We rely on plastics for nearly everything. From the decor in our homes to the machines we use at work (many of which might be made using the reaction injection molding process of combining two liquid components in a mold), this material is ubiquitous in our world. But unfortunately, it’s also doing a lot of damage to the planet we call home. As a result, there’s a need for more sustainable alternatives — particularly biodegradable ones, as plastics can sit in landfills for a thousand years before ever breaking down. Now, a group of researchers from the University of Valle de Atemajac in Zapopan, Mexico think they’ve found the answer: the prickly pear cactus, which is the very species featured so prominently on the country’s flag.

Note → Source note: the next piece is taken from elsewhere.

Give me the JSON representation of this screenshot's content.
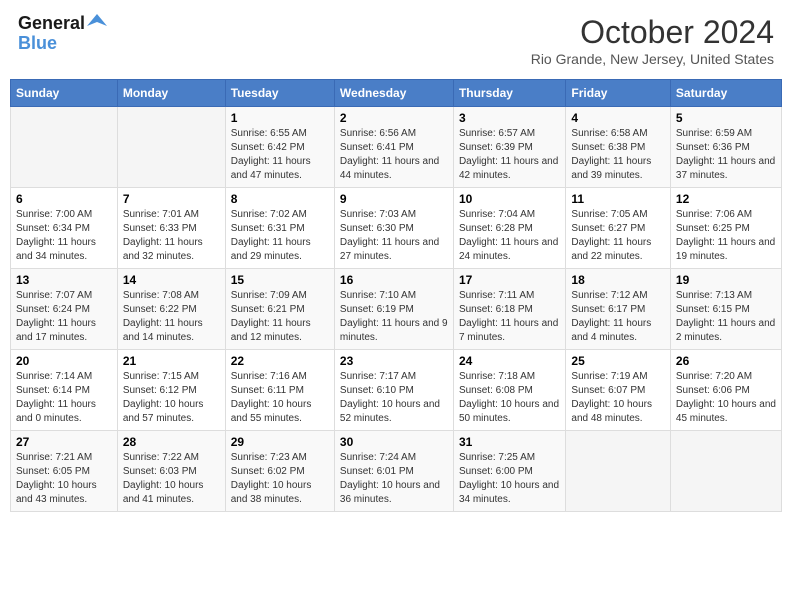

Global plastic production grew from 225 million tons to 311 million tons between 2004 and 2014. While this is excellent news for the plastics industry, it’s not a positive development for the environment. Data shows that 8 million metric tons of plastics end up in our oceans every year — and that’s in addition to the 150 million metric tons that are already affecting our marine life. It impacts humans, as well, seeing as the plastic in our waterways and in our landfills makes its way into our food supply. In fact, we ingest more than 50,000 pieces of microplastic each year.
That’s a startling statistic for many, but there may be hope. According to lead researcher Sandra Pascoe Ortiz, Mexico’s popular prickly pear cactus could hold the key to creating an eco-friendly plastic that safely and quickly breaks down. Ortiz explained in a statement that the cactus pulp is strained into a juice, which is then combined with natural, non-toxic additives and stretched into sheets. The sheets could then be colored with pigments and used to create packaging. If the product ends up in a landfill or on the ground, it would dissolve in a month; if it comes into contact with water, it would take only a few days to break down completely. And if animals or humans happen to ingest it, there would be no negative health effects.
Although Ortiz admits her invention would not be the answer to all environmental issues, she hopes that it could potentially replace all other kinds of single use plastics being used. Tests are still being conducted and the process is currently restricted to the laboratory, but Ortiz hopes to have her patent request join the other 500,000 applications that will be received by the USPTO this year. She plans to look for development partners in early 2020 in order to pursue large scale production in an industrial facility.
Already, a number of companies have expressed their interest in supporting the venture, which means it may not be too long before we see this plant-based plastic on the market. But for now, you might want to keep reducing your single use plastic use and find additional ways to become more sustainable in your everyday life.